Homelessness Soaring in the UK As People Can No Longer Afford To Pay Rent


mid the growing crisis of affordable homes in the U.K., newly released figures show homelessness has risen by almost a third since 2010. The rise has been pinned to the increasing amount of rent arrears, in which people find themselves unable to afford hefty rental payments each month.

Figures by the Department for Communities and Local Government show that the number of households becoming homeless when a tenancy comes to an end had risen by as much as 154 percent between the third quarters of 2010 and 2015. The number of renters having little choice but to sleep on the streets due to rent arrears had increased by 36 percent during the same period.

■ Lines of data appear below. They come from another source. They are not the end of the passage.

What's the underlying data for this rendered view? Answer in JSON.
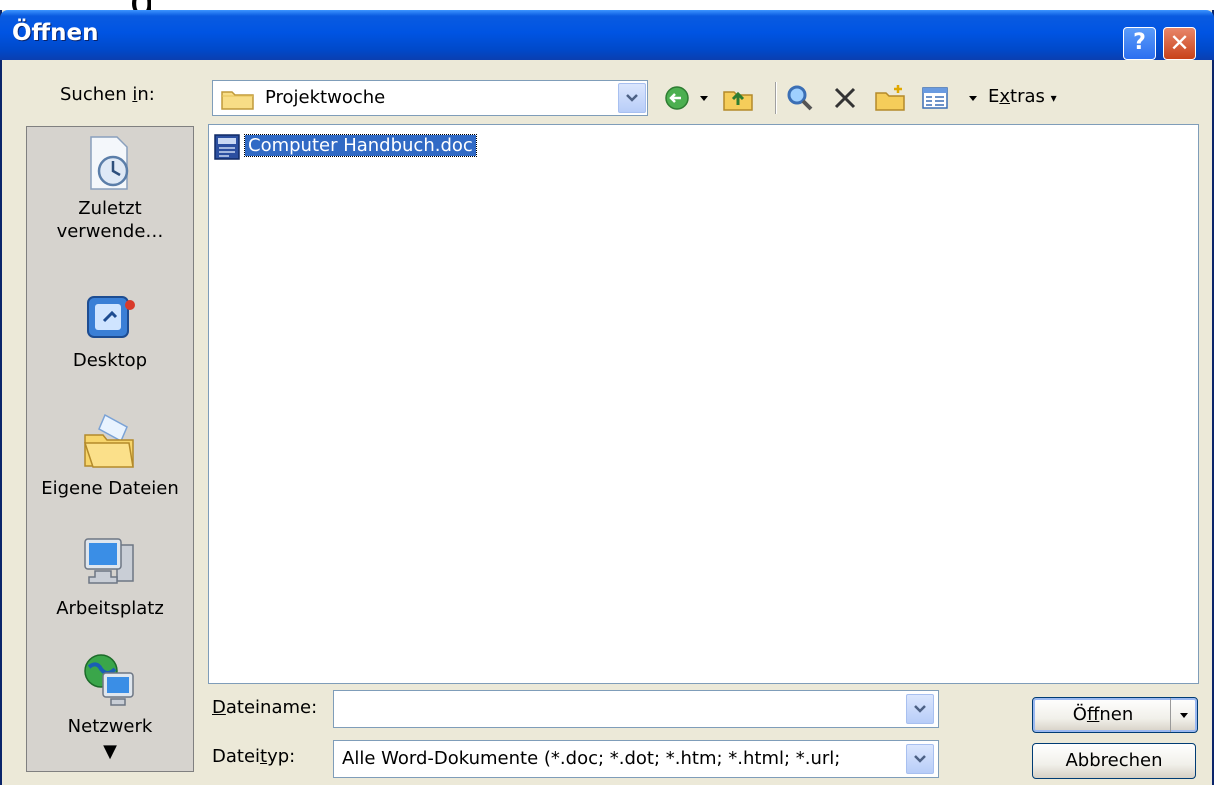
{
  "title": "Öffnen",
  "title_buttons": {
    "help": "?",
    "close": "✕"
  },
  "look_in": {
    "label_pre": "Suchen ",
    "label_key": "i",
    "label_post": "n:",
    "value": "Projektwoche"
  },
  "toolbar": {
    "extras_pre": "E",
    "extras_key": "x",
    "extras_post": "tras",
    "icons": [
      "back-icon",
      "up-folder-icon",
      "search-web-icon",
      "delete-icon",
      "new-folder-icon",
      "views-icon"
    ]
  },
  "places": [
    {
      "line1": "Zuletzt",
      "line2": "verwende…",
      "icon": "recent-icon"
    },
    {
      "line1": "Desktop",
      "line2": "",
      "icon": "desktop-icon"
    },
    {
      "line1": "Eigene Dateien",
      "line2": "",
      "icon": "my-documents-icon"
    },
    {
      "line1": "Arbeitsplatz",
      "line2": "",
      "icon": "my-computer-icon"
    },
    {
      "line1": "Netzwerk",
      "line2": "",
      "icon": "network-icon"
    }
  ],
  "files": [
    {
      "name": "Computer Handbuch.doc",
      "icon": "word-doc-icon",
      "selected": true
    }
  ],
  "filename": {
    "label_key": "D",
    "label_post": "ateiname:",
    "value": ""
  },
  "filetype": {
    "label_pre": "Datei",
    "label_key": "t",
    "label_post": "yp:",
    "value": "Alle Word-Dokumente (*.doc; *.dot; *.htm; *.html; *.url;"
  },
  "buttons": {
    "open_pre": "Ö",
    "open_key": "f",
    "open_post": "fnen",
    "cancel": "Abbrechen"
  },
  "colors": {
    "titlebar": "#0054e3",
    "dialog_bg": "#ece9d8",
    "selection": "#316ac5"
  }
}
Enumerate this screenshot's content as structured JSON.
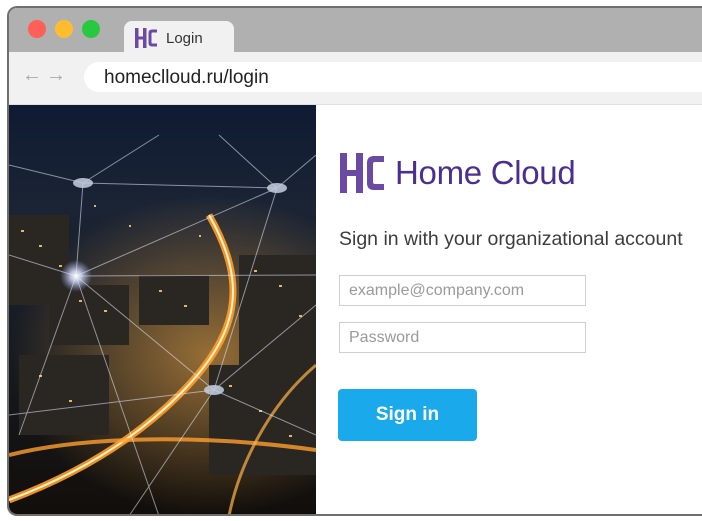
{
  "browser": {
    "tab": {
      "title": "Login",
      "icon": "home-cloud-logo-icon"
    },
    "address_bar": {
      "url": "homeclloud.ru/login"
    },
    "nav": {
      "back_icon": "arrow-left-icon",
      "forward_icon": "arrow-right-icon"
    },
    "colors": {
      "close": "#ff5f57",
      "minimize": "#ffbd2e",
      "maximize": "#28c940"
    }
  },
  "login": {
    "brand_name": "Home Cloud",
    "heading": "Sign in with your organizational account",
    "email_placeholder": "example@company.com",
    "password_placeholder": "Password",
    "signin_label": "Sign in",
    "colors": {
      "brand": "#4b2e8f",
      "button": "#1aa9ea"
    }
  }
}
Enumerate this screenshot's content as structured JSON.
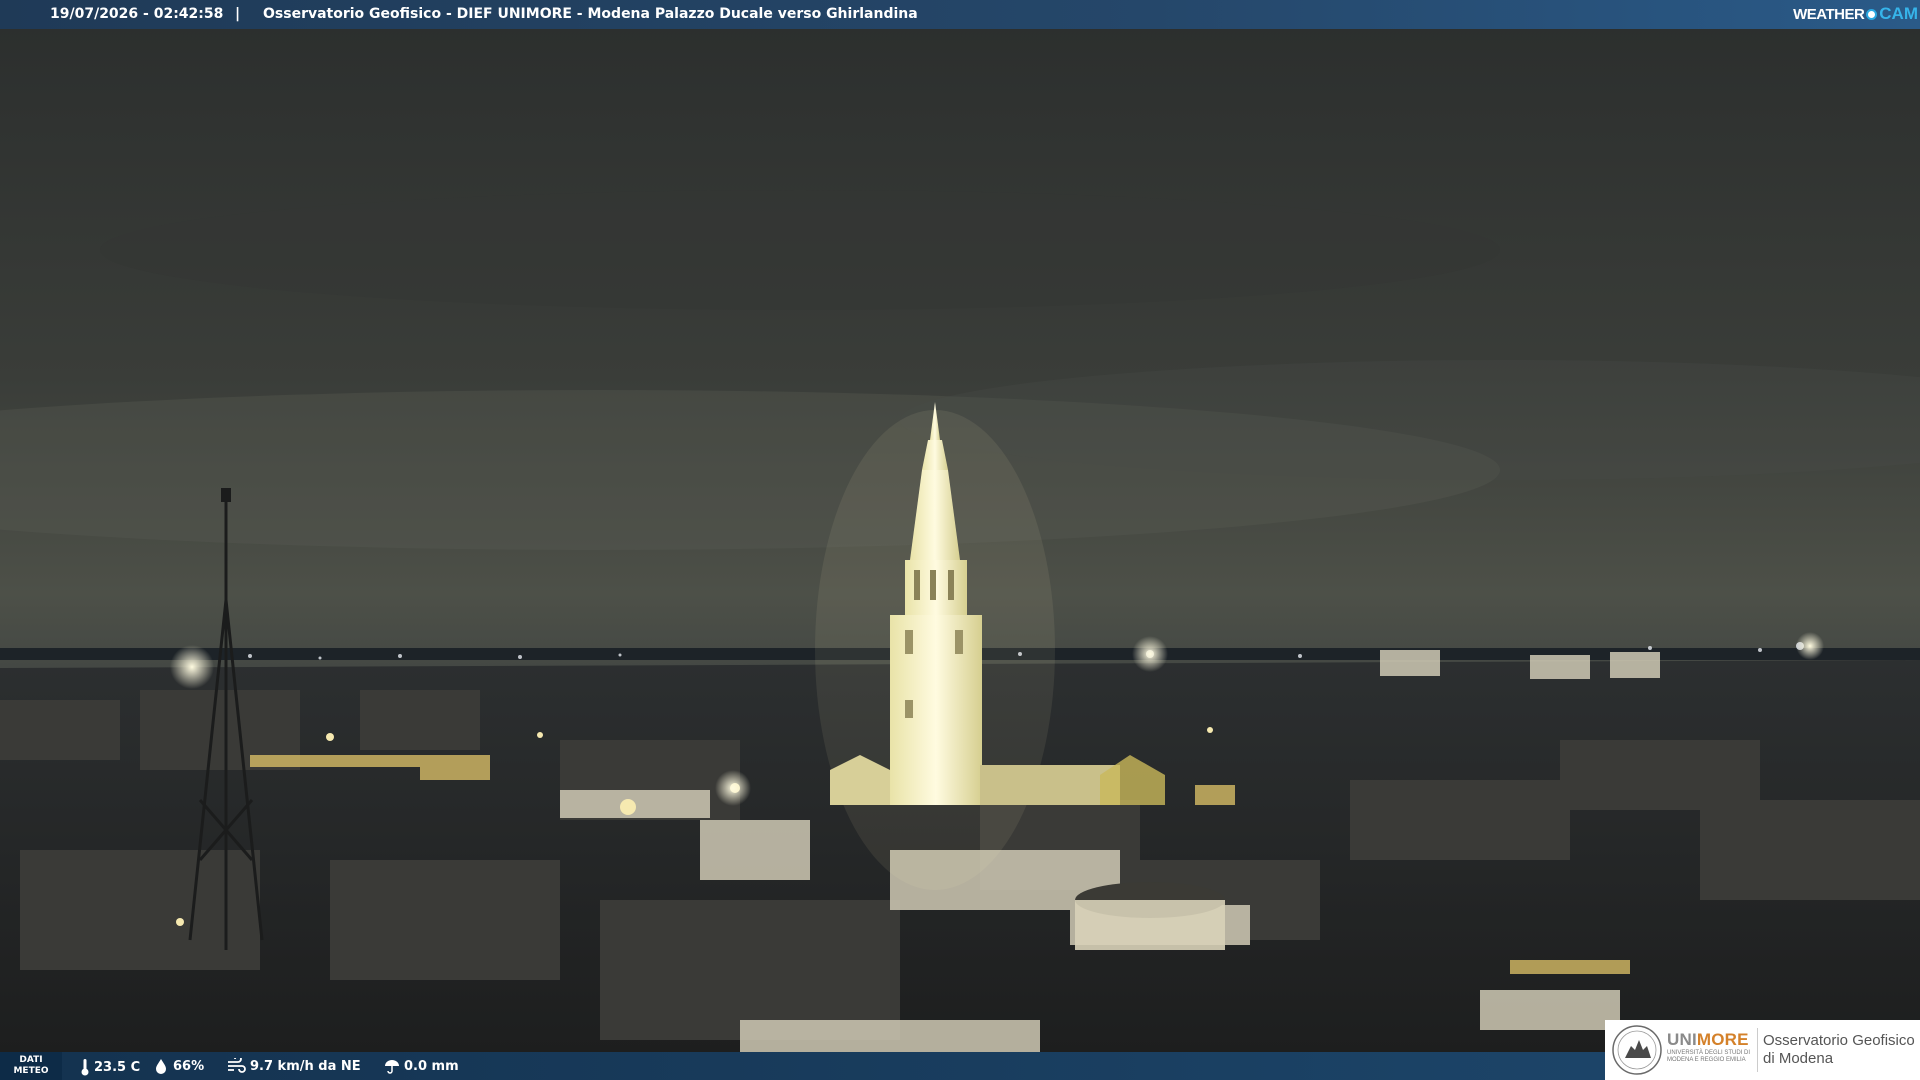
{
  "header": {
    "timestamp": "19/07/2026 - 02:42:58",
    "separator": "|",
    "camera_title": "Osservatorio Geofisico - DIEF UNIMORE - Modena Palazzo Ducale verso Ghirlandina",
    "brand_weather": "WEATHER",
    "brand_cam": "CAM"
  },
  "weather": {
    "badge_line1": "DATI",
    "badge_line2": "METEO",
    "temperature": "23.5 C",
    "humidity": "66%",
    "wind": "9.7 km/h da NE",
    "rain": "0.0 mm"
  },
  "logo": {
    "unimore_a": "UNI",
    "unimore_b": "MORE",
    "university_sub": "UNIVERSITÀ DEGLI STUDI DI MODENA E REGGIO EMILIA",
    "observatory_line1": "Osservatorio Geofisico",
    "observatory_line2": "di Modena"
  },
  "colors": {
    "bar": "#1f3a57",
    "accent": "#36b4ea",
    "unimore_orange": "#d4812a"
  }
}
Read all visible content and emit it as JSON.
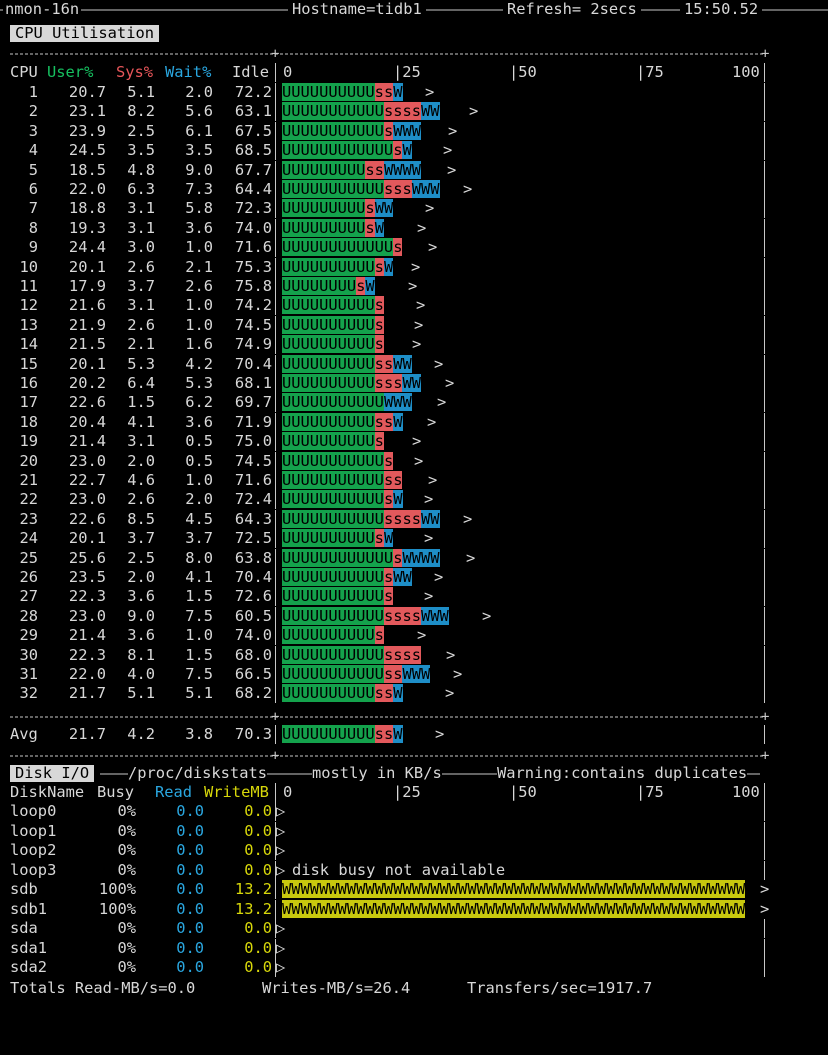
{
  "topbar": {
    "app": "nmon-16n",
    "host": "Hostname=tidb1",
    "refresh": "Refresh= 2secs",
    "time": "15:50.52"
  },
  "cpu": {
    "title": "CPU Utilisation",
    "headers": {
      "cpu": "CPU",
      "user": "User%",
      "sys": "Sys%",
      "wait": "Wait%",
      "idle": "Idle",
      "s0": "0",
      "s25": "|25",
      "s50": "|50",
      "s75": "|75",
      "s100": "100"
    },
    "rows": [
      {
        "cpu": "1",
        "user": "20.7",
        "sys": "5.1",
        "wait": "2.0",
        "idle": "72.2",
        "u": "UUUUUUUUUU",
        "s": "ss",
        "w": "W"
      },
      {
        "cpu": "2",
        "user": "23.1",
        "sys": "8.2",
        "wait": "5.6",
        "idle": "63.1",
        "u": "UUUUUUUUUUU",
        "s": "ssss",
        "w": "WW"
      },
      {
        "cpu": "3",
        "user": "23.9",
        "sys": "2.5",
        "wait": "6.1",
        "idle": "67.5",
        "u": "UUUUUUUUUUU",
        "s": "s",
        "w": "WWW"
      },
      {
        "cpu": "4",
        "user": "24.5",
        "sys": "3.5",
        "wait": "3.5",
        "idle": "68.5",
        "u": "UUUUUUUUUUUU",
        "s": "s",
        "w": "W"
      },
      {
        "cpu": "5",
        "user": "18.5",
        "sys": "4.8",
        "wait": "9.0",
        "idle": "67.7",
        "u": "UUUUUUUUU",
        "s": "ss",
        "w": "WWWW"
      },
      {
        "cpu": "6",
        "user": "22.0",
        "sys": "6.3",
        "wait": "7.3",
        "idle": "64.4",
        "u": "UUUUUUUUUUU",
        "s": "sss",
        "w": "WWW"
      },
      {
        "cpu": "7",
        "user": "18.8",
        "sys": "3.1",
        "wait": "5.8",
        "idle": "72.3",
        "u": "UUUUUUUUU",
        "s": "s",
        "w": "WW"
      },
      {
        "cpu": "8",
        "user": "19.3",
        "sys": "3.1",
        "wait": "3.6",
        "idle": "74.0",
        "u": "UUUUUUUUU",
        "s": "s",
        "w": "W"
      },
      {
        "cpu": "9",
        "user": "24.4",
        "sys": "3.0",
        "wait": "1.0",
        "idle": "71.6",
        "u": "UUUUUUUUUUUU",
        "s": "s",
        "w": ""
      },
      {
        "cpu": "10",
        "user": "20.1",
        "sys": "2.6",
        "wait": "2.1",
        "idle": "75.3",
        "u": "UUUUUUUUUU",
        "s": "s",
        "w": "W"
      },
      {
        "cpu": "11",
        "user": "17.9",
        "sys": "3.7",
        "wait": "2.6",
        "idle": "75.8",
        "u": "UUUUUUUU",
        "s": "s",
        "w": "W"
      },
      {
        "cpu": "12",
        "user": "21.6",
        "sys": "3.1",
        "wait": "1.0",
        "idle": "74.2",
        "u": "UUUUUUUUUU",
        "s": "s",
        "w": ""
      },
      {
        "cpu": "13",
        "user": "21.9",
        "sys": "2.6",
        "wait": "1.0",
        "idle": "74.5",
        "u": "UUUUUUUUUU",
        "s": "s",
        "w": ""
      },
      {
        "cpu": "14",
        "user": "21.5",
        "sys": "2.1",
        "wait": "1.6",
        "idle": "74.9",
        "u": "UUUUUUUUUU",
        "s": "s",
        "w": ""
      },
      {
        "cpu": "15",
        "user": "20.1",
        "sys": "5.3",
        "wait": "4.2",
        "idle": "70.4",
        "u": "UUUUUUUUUU",
        "s": "ss",
        "w": "WW"
      },
      {
        "cpu": "16",
        "user": "20.2",
        "sys": "6.4",
        "wait": "5.3",
        "idle": "68.1",
        "u": "UUUUUUUUUU",
        "s": "sss",
        "w": "WW"
      },
      {
        "cpu": "17",
        "user": "22.6",
        "sys": "1.5",
        "wait": "6.2",
        "idle": "69.7",
        "u": "UUUUUUUUUUU",
        "s": "",
        "w": "WWW"
      },
      {
        "cpu": "18",
        "user": "20.4",
        "sys": "4.1",
        "wait": "3.6",
        "idle": "71.9",
        "u": "UUUUUUUUUU",
        "s": "ss",
        "w": "W"
      },
      {
        "cpu": "19",
        "user": "21.4",
        "sys": "3.1",
        "wait": "0.5",
        "idle": "75.0",
        "u": "UUUUUUUUUU",
        "s": "s",
        "w": ""
      },
      {
        "cpu": "20",
        "user": "23.0",
        "sys": "2.0",
        "wait": "0.5",
        "idle": "74.5",
        "u": "UUUUUUUUUUU",
        "s": "s",
        "w": ""
      },
      {
        "cpu": "21",
        "user": "22.7",
        "sys": "4.6",
        "wait": "1.0",
        "idle": "71.6",
        "u": "UUUUUUUUUUU",
        "s": "ss",
        "w": ""
      },
      {
        "cpu": "22",
        "user": "23.0",
        "sys": "2.6",
        "wait": "2.0",
        "idle": "72.4",
        "u": "UUUUUUUUUUU",
        "s": "s",
        "w": "W"
      },
      {
        "cpu": "23",
        "user": "22.6",
        "sys": "8.5",
        "wait": "4.5",
        "idle": "64.3",
        "u": "UUUUUUUUUUU",
        "s": "ssss",
        "w": "WW"
      },
      {
        "cpu": "24",
        "user": "20.1",
        "sys": "3.7",
        "wait": "3.7",
        "idle": "72.5",
        "u": "UUUUUUUUUU",
        "s": "s",
        "w": "W"
      },
      {
        "cpu": "25",
        "user": "25.6",
        "sys": "2.5",
        "wait": "8.0",
        "idle": "63.8",
        "u": "UUUUUUUUUUUU",
        "s": "s",
        "w": "WWWW"
      },
      {
        "cpu": "26",
        "user": "23.5",
        "sys": "2.0",
        "wait": "4.1",
        "idle": "70.4",
        "u": "UUUUUUUUUUU",
        "s": "s",
        "w": "WW"
      },
      {
        "cpu": "27",
        "user": "22.3",
        "sys": "3.6",
        "wait": "1.5",
        "idle": "72.6",
        "u": "UUUUUUUUUUU",
        "s": "s",
        "w": ""
      },
      {
        "cpu": "28",
        "user": "23.0",
        "sys": "9.0",
        "wait": "7.5",
        "idle": "60.5",
        "u": "UUUUUUUUUUU",
        "s": "ssss",
        "w": "WWW"
      },
      {
        "cpu": "29",
        "user": "21.4",
        "sys": "3.6",
        "wait": "1.0",
        "idle": "74.0",
        "u": "UUUUUUUUUU",
        "s": "s",
        "w": ""
      },
      {
        "cpu": "30",
        "user": "22.3",
        "sys": "8.1",
        "wait": "1.5",
        "idle": "68.0",
        "u": "UUUUUUUUUUU",
        "s": "ssss",
        "w": ""
      },
      {
        "cpu": "31",
        "user": "22.0",
        "sys": "4.0",
        "wait": "7.5",
        "idle": "66.5",
        "u": "UUUUUUUUUUU",
        "s": "ss",
        "w": "WWW"
      },
      {
        "cpu": "32",
        "user": "21.7",
        "sys": "5.1",
        "wait": "5.1",
        "idle": "68.2",
        "u": "UUUUUUUUUU",
        "s": "ss",
        "w": "W"
      }
    ],
    "avg": {
      "label": "Avg",
      "user": "21.7",
      "sys": "4.2",
      "wait": "3.8",
      "idle": "70.3",
      "u": "UUUUUUUUUU",
      "s": "ss",
      "w": "W"
    }
  },
  "disk": {
    "title": "Disk I/O",
    "source": "/proc/diskstats",
    "units": "mostly in KB/s",
    "warning": "Warning:contains duplicates",
    "headers": {
      "name": "DiskName",
      "busy": "Busy",
      "read": "Read",
      "write": "WriteMB",
      "s0": "0",
      "s25": "|25",
      "s50": "|50",
      "s75": "|75",
      "s100": "100"
    },
    "rows": [
      {
        "name": "loop0",
        "busy": "0%",
        "read": "0.0",
        "write": "0.0",
        "bar": "",
        "note": ""
      },
      {
        "name": "loop1",
        "busy": "0%",
        "read": "0.0",
        "write": "0.0",
        "bar": "",
        "note": ""
      },
      {
        "name": "loop2",
        "busy": "0%",
        "read": "0.0",
        "write": "0.0",
        "bar": "",
        "note": ""
      },
      {
        "name": "loop3",
        "busy": "0%",
        "read": "0.0",
        "write": "0.0",
        "bar": "",
        "note": "disk busy not available"
      },
      {
        "name": "sdb",
        "busy": "100%",
        "read": "0.0",
        "write": "13.2",
        "bar": "WWWWWWWWWWWWWWWWWWWWWWWWWWWWWWWWWWWWWWWWWWWWWWWWWW",
        "note": ""
      },
      {
        "name": "sdb1",
        "busy": "100%",
        "read": "0.0",
        "write": "13.2",
        "bar": "WWWWWWWWWWWWWWWWWWWWWWWWWWWWWWWWWWWWWWWWWWWWWWWWWW",
        "note": ""
      },
      {
        "name": "sda",
        "busy": "0%",
        "read": "0.0",
        "write": "0.0",
        "bar": "",
        "note": ""
      },
      {
        "name": "sda1",
        "busy": "0%",
        "read": "0.0",
        "write": "0.0",
        "bar": "",
        "note": ""
      },
      {
        "name": "sda2",
        "busy": "0%",
        "read": "0.0",
        "write": "0.0",
        "bar": "",
        "note": ""
      }
    ],
    "totals": {
      "read": "Totals Read-MB/s=0.0",
      "writes": "Writes-MB/s=26.4",
      "transfers": "Transfers/sec=1917.7"
    }
  },
  "colors": {
    "user": "#16c060",
    "sys": "#e8565a",
    "wait": "#2aa7e0",
    "write": "#d8d80a"
  }
}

The opposition Labour Party said the figures confirmed the scale of the “stark problems” the U.K.’s private rental housing sector posed to people. “These new figures highlight the particularly stark problems people can face. Ministers need to get a grip,” said John Healey, the Shadow Housing Minister.

The homelessness charity Shelter also pins blame for increasing homelessness on the rising number of people who are being forced to leave their homes when a tenancy comes to an end because landlords are increasing the rent.

Shelter carried out its own study on the affordability of rent, which showed that one in ten parents would not be able to pay housing costs during January – and 2.5 million parents were forgoing household essentials, including food, clothes and energy, in order to pay the rent.

U.K.’s Unaffordable Private Rental Market

It’s no secret that rent is becoming increasingly unaffordable in the U.K. A separate recent study found that one in five of Britain’s private tenants could not afford to pay January’s rent out of their normal salary and have been forced to resort to credit cards, loans, overdrafts, pay day loans and borrowing from friends and family in order to pay the housing costs.

The research was compiled by the house sharing website Spareroom.co.uk, which found that 6.5 percent of 1,003 respondents surveyed said they had no way of paying their rent last month.

“January is a notoriously bad month for finances with Christmas having taken its toll on our bank balances and with 45 percent of landlords considering rent increases in 2016, the prospect looks bleak for renter,” Matt Hutchinson, director of SpareRoom.co.uk told ThisIsMoney.

Read the rest at Occupy.com


If you liked this article, please donate $5 to keep NationofChange online through November.